WORK ORDER
In the copy, leave out the pictures and repeat all records exactly.

AVAILABLE RECORDS
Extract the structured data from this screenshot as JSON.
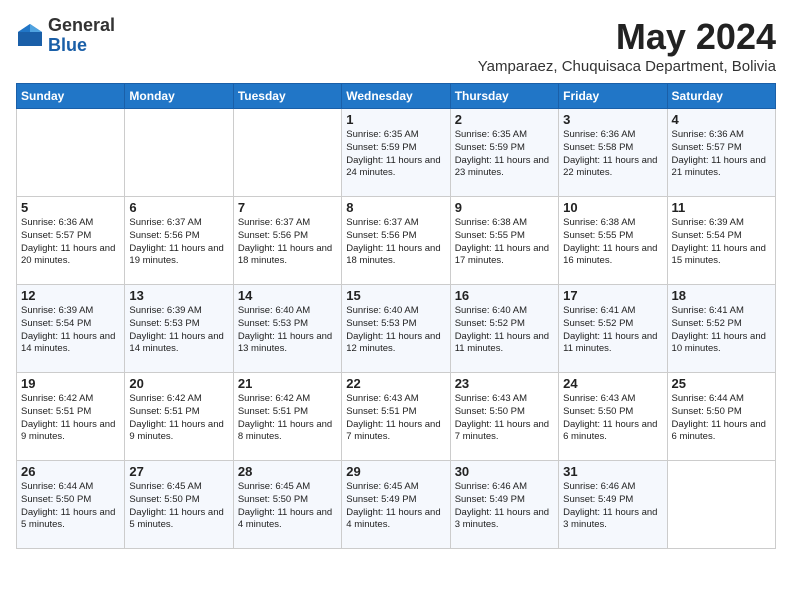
{
  "header": {
    "logo_general": "General",
    "logo_blue": "Blue",
    "month_year": "May 2024",
    "location": "Yamparaez, Chuquisaca Department, Bolivia"
  },
  "days_of_week": [
    "Sunday",
    "Monday",
    "Tuesday",
    "Wednesday",
    "Thursday",
    "Friday",
    "Saturday"
  ],
  "weeks": [
    [
      {
        "day": "",
        "text": ""
      },
      {
        "day": "",
        "text": ""
      },
      {
        "day": "",
        "text": ""
      },
      {
        "day": "1",
        "text": "Sunrise: 6:35 AM\nSunset: 5:59 PM\nDaylight: 11 hours and 24 minutes."
      },
      {
        "day": "2",
        "text": "Sunrise: 6:35 AM\nSunset: 5:59 PM\nDaylight: 11 hours and 23 minutes."
      },
      {
        "day": "3",
        "text": "Sunrise: 6:36 AM\nSunset: 5:58 PM\nDaylight: 11 hours and 22 minutes."
      },
      {
        "day": "4",
        "text": "Sunrise: 6:36 AM\nSunset: 5:57 PM\nDaylight: 11 hours and 21 minutes."
      }
    ],
    [
      {
        "day": "5",
        "text": "Sunrise: 6:36 AM\nSunset: 5:57 PM\nDaylight: 11 hours and 20 minutes."
      },
      {
        "day": "6",
        "text": "Sunrise: 6:37 AM\nSunset: 5:56 PM\nDaylight: 11 hours and 19 minutes."
      },
      {
        "day": "7",
        "text": "Sunrise: 6:37 AM\nSunset: 5:56 PM\nDaylight: 11 hours and 18 minutes."
      },
      {
        "day": "8",
        "text": "Sunrise: 6:37 AM\nSunset: 5:56 PM\nDaylight: 11 hours and 18 minutes."
      },
      {
        "day": "9",
        "text": "Sunrise: 6:38 AM\nSunset: 5:55 PM\nDaylight: 11 hours and 17 minutes."
      },
      {
        "day": "10",
        "text": "Sunrise: 6:38 AM\nSunset: 5:55 PM\nDaylight: 11 hours and 16 minutes."
      },
      {
        "day": "11",
        "text": "Sunrise: 6:39 AM\nSunset: 5:54 PM\nDaylight: 11 hours and 15 minutes."
      }
    ],
    [
      {
        "day": "12",
        "text": "Sunrise: 6:39 AM\nSunset: 5:54 PM\nDaylight: 11 hours and 14 minutes."
      },
      {
        "day": "13",
        "text": "Sunrise: 6:39 AM\nSunset: 5:53 PM\nDaylight: 11 hours and 14 minutes."
      },
      {
        "day": "14",
        "text": "Sunrise: 6:40 AM\nSunset: 5:53 PM\nDaylight: 11 hours and 13 minutes."
      },
      {
        "day": "15",
        "text": "Sunrise: 6:40 AM\nSunset: 5:53 PM\nDaylight: 11 hours and 12 minutes."
      },
      {
        "day": "16",
        "text": "Sunrise: 6:40 AM\nSunset: 5:52 PM\nDaylight: 11 hours and 11 minutes."
      },
      {
        "day": "17",
        "text": "Sunrise: 6:41 AM\nSunset: 5:52 PM\nDaylight: 11 hours and 11 minutes."
      },
      {
        "day": "18",
        "text": "Sunrise: 6:41 AM\nSunset: 5:52 PM\nDaylight: 11 hours and 10 minutes."
      }
    ],
    [
      {
        "day": "19",
        "text": "Sunrise: 6:42 AM\nSunset: 5:51 PM\nDaylight: 11 hours and 9 minutes."
      },
      {
        "day": "20",
        "text": "Sunrise: 6:42 AM\nSunset: 5:51 PM\nDaylight: 11 hours and 9 minutes."
      },
      {
        "day": "21",
        "text": "Sunrise: 6:42 AM\nSunset: 5:51 PM\nDaylight: 11 hours and 8 minutes."
      },
      {
        "day": "22",
        "text": "Sunrise: 6:43 AM\nSunset: 5:51 PM\nDaylight: 11 hours and 7 minutes."
      },
      {
        "day": "23",
        "text": "Sunrise: 6:43 AM\nSunset: 5:50 PM\nDaylight: 11 hours and 7 minutes."
      },
      {
        "day": "24",
        "text": "Sunrise: 6:43 AM\nSunset: 5:50 PM\nDaylight: 11 hours and 6 minutes."
      },
      {
        "day": "25",
        "text": "Sunrise: 6:44 AM\nSunset: 5:50 PM\nDaylight: 11 hours and 6 minutes."
      }
    ],
    [
      {
        "day": "26",
        "text": "Sunrise: 6:44 AM\nSunset: 5:50 PM\nDaylight: 11 hours and 5 minutes."
      },
      {
        "day": "27",
        "text": "Sunrise: 6:45 AM\nSunset: 5:50 PM\nDaylight: 11 hours and 5 minutes."
      },
      {
        "day": "28",
        "text": "Sunrise: 6:45 AM\nSunset: 5:50 PM\nDaylight: 11 hours and 4 minutes."
      },
      {
        "day": "29",
        "text": "Sunrise: 6:45 AM\nSunset: 5:49 PM\nDaylight: 11 hours and 4 minutes."
      },
      {
        "day": "30",
        "text": "Sunrise: 6:46 AM\nSunset: 5:49 PM\nDaylight: 11 hours and 3 minutes."
      },
      {
        "day": "31",
        "text": "Sunrise: 6:46 AM\nSunset: 5:49 PM\nDaylight: 11 hours and 3 minutes."
      },
      {
        "day": "",
        "text": ""
      }
    ]
  ]
}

SOLUTION FOR THIS TASK
Extract the structured data from this screenshot as JSON.
{
  "header": {
    "logo_general": "General",
    "logo_blue": "Blue",
    "month_year": "May 2024",
    "location": "Yamparaez, Chuquisaca Department, Bolivia"
  },
  "days_of_week": [
    "Sunday",
    "Monday",
    "Tuesday",
    "Wednesday",
    "Thursday",
    "Friday",
    "Saturday"
  ],
  "weeks": [
    [
      {
        "day": "",
        "text": ""
      },
      {
        "day": "",
        "text": ""
      },
      {
        "day": "",
        "text": ""
      },
      {
        "day": "1",
        "text": "Sunrise: 6:35 AM\nSunset: 5:59 PM\nDaylight: 11 hours and 24 minutes."
      },
      {
        "day": "2",
        "text": "Sunrise: 6:35 AM\nSunset: 5:59 PM\nDaylight: 11 hours and 23 minutes."
      },
      {
        "day": "3",
        "text": "Sunrise: 6:36 AM\nSunset: 5:58 PM\nDaylight: 11 hours and 22 minutes."
      },
      {
        "day": "4",
        "text": "Sunrise: 6:36 AM\nSunset: 5:57 PM\nDaylight: 11 hours and 21 minutes."
      }
    ],
    [
      {
        "day": "5",
        "text": "Sunrise: 6:36 AM\nSunset: 5:57 PM\nDaylight: 11 hours and 20 minutes."
      },
      {
        "day": "6",
        "text": "Sunrise: 6:37 AM\nSunset: 5:56 PM\nDaylight: 11 hours and 19 minutes."
      },
      {
        "day": "7",
        "text": "Sunrise: 6:37 AM\nSunset: 5:56 PM\nDaylight: 11 hours and 18 minutes."
      },
      {
        "day": "8",
        "text": "Sunrise: 6:37 AM\nSunset: 5:56 PM\nDaylight: 11 hours and 18 minutes."
      },
      {
        "day": "9",
        "text": "Sunrise: 6:38 AM\nSunset: 5:55 PM\nDaylight: 11 hours and 17 minutes."
      },
      {
        "day": "10",
        "text": "Sunrise: 6:38 AM\nSunset: 5:55 PM\nDaylight: 11 hours and 16 minutes."
      },
      {
        "day": "11",
        "text": "Sunrise: 6:39 AM\nSunset: 5:54 PM\nDaylight: 11 hours and 15 minutes."
      }
    ],
    [
      {
        "day": "12",
        "text": "Sunrise: 6:39 AM\nSunset: 5:54 PM\nDaylight: 11 hours and 14 minutes."
      },
      {
        "day": "13",
        "text": "Sunrise: 6:39 AM\nSunset: 5:53 PM\nDaylight: 11 hours and 14 minutes."
      },
      {
        "day": "14",
        "text": "Sunrise: 6:40 AM\nSunset: 5:53 PM\nDaylight: 11 hours and 13 minutes."
      },
      {
        "day": "15",
        "text": "Sunrise: 6:40 AM\nSunset: 5:53 PM\nDaylight: 11 hours and 12 minutes."
      },
      {
        "day": "16",
        "text": "Sunrise: 6:40 AM\nSunset: 5:52 PM\nDaylight: 11 hours and 11 minutes."
      },
      {
        "day": "17",
        "text": "Sunrise: 6:41 AM\nSunset: 5:52 PM\nDaylight: 11 hours and 11 minutes."
      },
      {
        "day": "18",
        "text": "Sunrise: 6:41 AM\nSunset: 5:52 PM\nDaylight: 11 hours and 10 minutes."
      }
    ],
    [
      {
        "day": "19",
        "text": "Sunrise: 6:42 AM\nSunset: 5:51 PM\nDaylight: 11 hours and 9 minutes."
      },
      {
        "day": "20",
        "text": "Sunrise: 6:42 AM\nSunset: 5:51 PM\nDaylight: 11 hours and 9 minutes."
      },
      {
        "day": "21",
        "text": "Sunrise: 6:42 AM\nSunset: 5:51 PM\nDaylight: 11 hours and 8 minutes."
      },
      {
        "day": "22",
        "text": "Sunrise: 6:43 AM\nSunset: 5:51 PM\nDaylight: 11 hours and 7 minutes."
      },
      {
        "day": "23",
        "text": "Sunrise: 6:43 AM\nSunset: 5:50 PM\nDaylight: 11 hours and 7 minutes."
      },
      {
        "day": "24",
        "text": "Sunrise: 6:43 AM\nSunset: 5:50 PM\nDaylight: 11 hours and 6 minutes."
      },
      {
        "day": "25",
        "text": "Sunrise: 6:44 AM\nSunset: 5:50 PM\nDaylight: 11 hours and 6 minutes."
      }
    ],
    [
      {
        "day": "26",
        "text": "Sunrise: 6:44 AM\nSunset: 5:50 PM\nDaylight: 11 hours and 5 minutes."
      },
      {
        "day": "27",
        "text": "Sunrise: 6:45 AM\nSunset: 5:50 PM\nDaylight: 11 hours and 5 minutes."
      },
      {
        "day": "28",
        "text": "Sunrise: 6:45 AM\nSunset: 5:50 PM\nDaylight: 11 hours and 4 minutes."
      },
      {
        "day": "29",
        "text": "Sunrise: 6:45 AM\nSunset: 5:49 PM\nDaylight: 11 hours and 4 minutes."
      },
      {
        "day": "30",
        "text": "Sunrise: 6:46 AM\nSunset: 5:49 PM\nDaylight: 11 hours and 3 minutes."
      },
      {
        "day": "31",
        "text": "Sunrise: 6:46 AM\nSunset: 5:49 PM\nDaylight: 11 hours and 3 minutes."
      },
      {
        "day": "",
        "text": ""
      }
    ]
  ]
}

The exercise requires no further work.